Howson 25-75 J.I. Case Steam Engine
Manufacturer: J I Case
Serial # 29676
Boiler Serial #
Donated By: Robet Howson of McCreary MB
- It has a triple riveted lap seam boiler.
- Harvey Mundock of Franklin is believed to have been the earliest owner of the machine, he used it mainly for threshing about 1933 Art Curtis of Osprey bought the machine which he used for six or so years solely to power his custom threshing outfit. Art gave the machine good care and was an excellent operator. He was proud of the machine for its “Alberta” boiler which was felt to be a higher quality boiler and well riveted.
- About 1940 George Battershell, who had threshed with Art Curtis and knew the machine, became the owner, George lived in the Salisbury district and did some stump pulling and building moving with it.
- In October 1945 Robert Howson of McCreary purchased the Steam engine. It was driven from the Salisbury district to Neepawa by Robert Brown, loaded on a rail flatcar and transported to McCreary. Robert Howson used it for approximately 3 seasons to pull stumps
- In about 1951 Zanuks of Elkhorn Ranch area moved the engine to that area to power their sawmill. They used it for 2 years
- It was repossessed at the end of that time.
- Robert Howson drove the machine through the Rolling River district, down highway #19 and back to his farm.
- In 1967 Mr. Howson donated it to the museum.
- Research and history by Mildred (Howson) Allan
- Currently taken care of on behalf of the MAM by the Beamish Family: Robert, Thomas and Andrew.

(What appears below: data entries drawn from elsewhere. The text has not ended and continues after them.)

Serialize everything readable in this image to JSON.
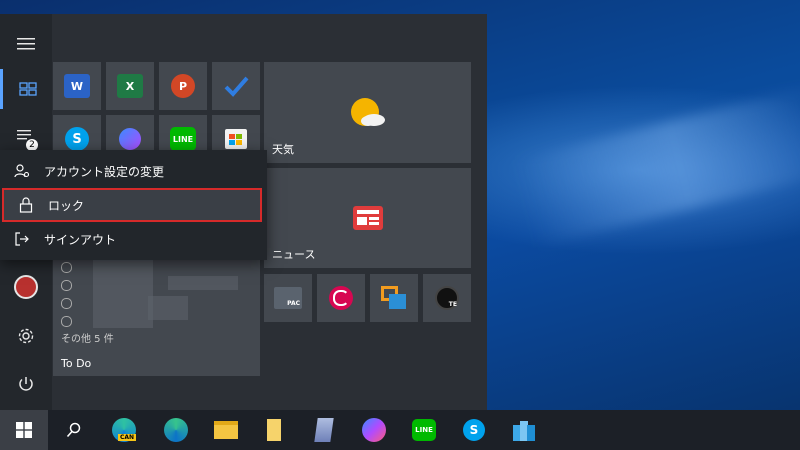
{
  "start_menu": {
    "rail": {
      "hamburger_icon": "hamburger-icon",
      "tiles_icon": "all-tiles-icon",
      "list_icon": "all-apps-icon",
      "badge": "2",
      "settings_icon": "gear-icon",
      "power_icon": "power-icon"
    },
    "user_menu": {
      "items": [
        {
          "label": "アカウント設定の変更",
          "icon": "person-gear-icon"
        },
        {
          "label": "ロック",
          "icon": "lock-icon",
          "selected": true
        },
        {
          "label": "サインアウト",
          "icon": "sign-out-icon"
        }
      ]
    },
    "tiles": {
      "weather_label": "天気",
      "news_label": "ニュース",
      "todo": {
        "more_label": "その他 5 件",
        "title": "To Do"
      },
      "small_app_labels": {
        "word": "W",
        "excel": "X",
        "powerpoint": "P",
        "skype": "S",
        "line": "LINE",
        "terminal": "PAC",
        "app_badge": "TE"
      }
    }
  },
  "taskbar": {
    "items": [
      {
        "name": "windows-start",
        "label": ""
      },
      {
        "name": "search",
        "label": ""
      },
      {
        "name": "edge-canary",
        "label": "CAN"
      },
      {
        "name": "edge",
        "label": ""
      },
      {
        "name": "file-explorer",
        "label": ""
      },
      {
        "name": "notepad",
        "label": ""
      },
      {
        "name": "app",
        "label": ""
      },
      {
        "name": "messenger",
        "label": ""
      },
      {
        "name": "line",
        "label": "LINE"
      },
      {
        "name": "skype",
        "label": "S"
      },
      {
        "name": "azure",
        "label": ""
      }
    ]
  },
  "colors": {
    "accent": "#5aa3ff",
    "highlight_border": "#d62a2a",
    "menu_bg": "#2b2f35",
    "tile_bg": "#43484f"
  }
}
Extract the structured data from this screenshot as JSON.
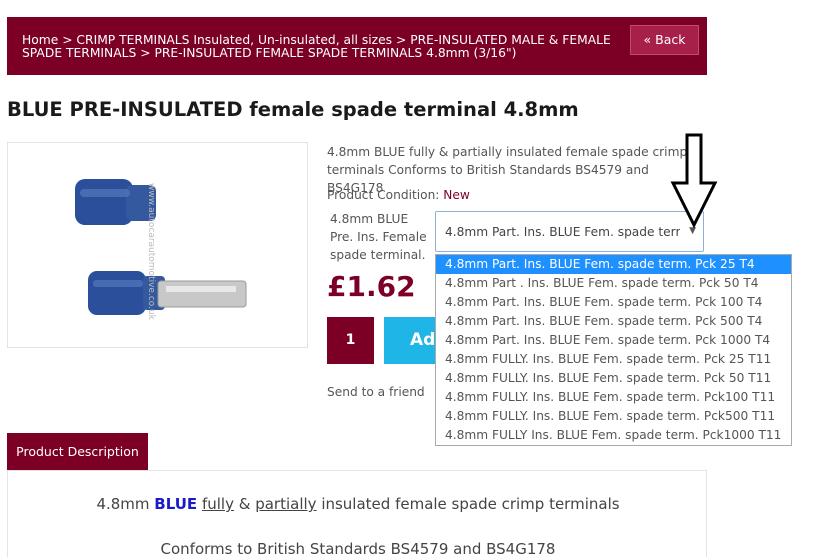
{
  "breadcrumb": {
    "text": "Home > CRIMP TERMINALS Insulated, Un-insulated, all sizes > PRE-INSULATED MALE & FEMALE SPADE TERMINALS > PRE-INSULATED FEMALE SPADE TERMINALS 4.8mm (3/16\")",
    "back_label": "« Back"
  },
  "product": {
    "title": "BLUE PRE-INSULATED female spade terminal 4.8mm",
    "short_description": "4.8mm BLUE fully & partially insulated female spade crimp terminals Conforms to British Standards BS4579 and BS4G178",
    "condition_label": "Product Condition:",
    "condition_value": "New",
    "option_label": "4.8mm BLUE Pre. Ins. Female spade terminal.",
    "selected_option": "4.8mm Part. Ins. BLUE Fem. spade term. Pck 25 T4",
    "price": "£1.62",
    "quantity": "1",
    "add_label": "Add to cart",
    "send_label": "Send to a friend",
    "image_watermark": "www.autocarautomotive.co.uk"
  },
  "dropdown": {
    "options": [
      "4.8mm Part. Ins. BLUE Fem. spade term. Pck 25 T4",
      "4.8mm Part . Ins. BLUE Fem. spade term. Pck 50 T4",
      "4.8mm Part. Ins. BLUE Fem. spade term. Pck 100 T4",
      "4.8mm Part. Ins. BLUE Fem. spade term. Pck 500 T4",
      "4.8mm Part. Ins. BLUE Fem. spade term. Pck 1000 T4",
      "4.8mm FULLY. Ins. BLUE Fem. spade term. Pck 25 T11",
      "4.8mm FULLY. Ins. BLUE Fem. spade term. Pck 50 T11",
      "4.8mm FULLY. Ins. BLUE Fem. spade term. Pck100 T11",
      "4.8mm FULLY. Ins. BLUE Fem. spade term. Pck500 T11",
      "4.8mm FULLY Ins. BLUE Fem. spade term. Pck1000 T11"
    ],
    "selected_index": 0
  },
  "description_tab": {
    "label": "Product Description",
    "line1_prefix": "4.8mm ",
    "line1_blue": "BLUE",
    "line1_fully": "fully",
    "line1_amp": " & ",
    "line1_partially": "partially",
    "line1_suffix": " insulated female spade crimp terminals",
    "line2": "Conforms to British Standards BS4579 and BS4G178"
  },
  "colors": {
    "brand": "#7c0025",
    "accent_blue": "#1fb5e6",
    "dropdown_selected": "#1e90ff"
  }
}
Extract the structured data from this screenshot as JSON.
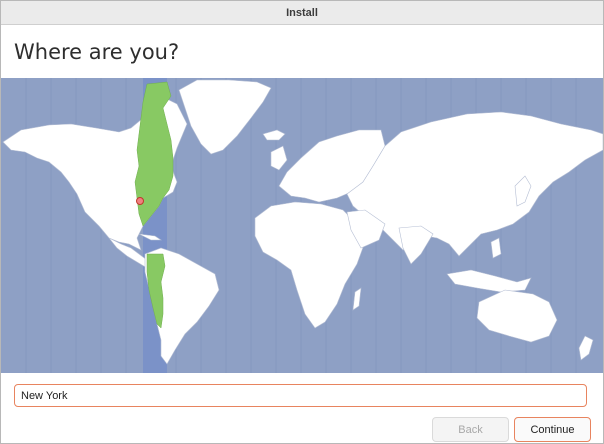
{
  "window": {
    "title": "Install"
  },
  "page": {
    "title": "Where are you?"
  },
  "location": {
    "value": "New York",
    "placeholder": ""
  },
  "buttons": {
    "back": "Back",
    "continue": "Continue"
  },
  "colors": {
    "ocean": "#8ea0c5",
    "timezone_band": "#7b92c8",
    "highlight": "#88c963",
    "land": "#ffffff",
    "accent": "#e8845f"
  },
  "selected_timezone": "America/New_York"
}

J.I. Case was a very early manufacturer of farm equipment. Jerome Case established a company to manufacture a small hand powered threshing machine in 1842. The company went on to become a leading manufacturer of threshing machines. By 1869, J.I. Case had begun the manufacture of steam engines. J.I. Case went on to manufacture over 30,000 steam engines in a variety of sizes with production of these machines by Case ending in 1927. J.I. Case manufactured a wide range of farm equipment such as threshing machines, binders, hay rakes, seed drills, plows, buggies, water tanks and so on. With the advent of internal combustion engines the company began to manufacture kerosene tractors and later gas tractors. J.I. Case even manufactured an automobile for a period.
J.I. Case still exists today as CaseIH which is part of the CNH Global N.V.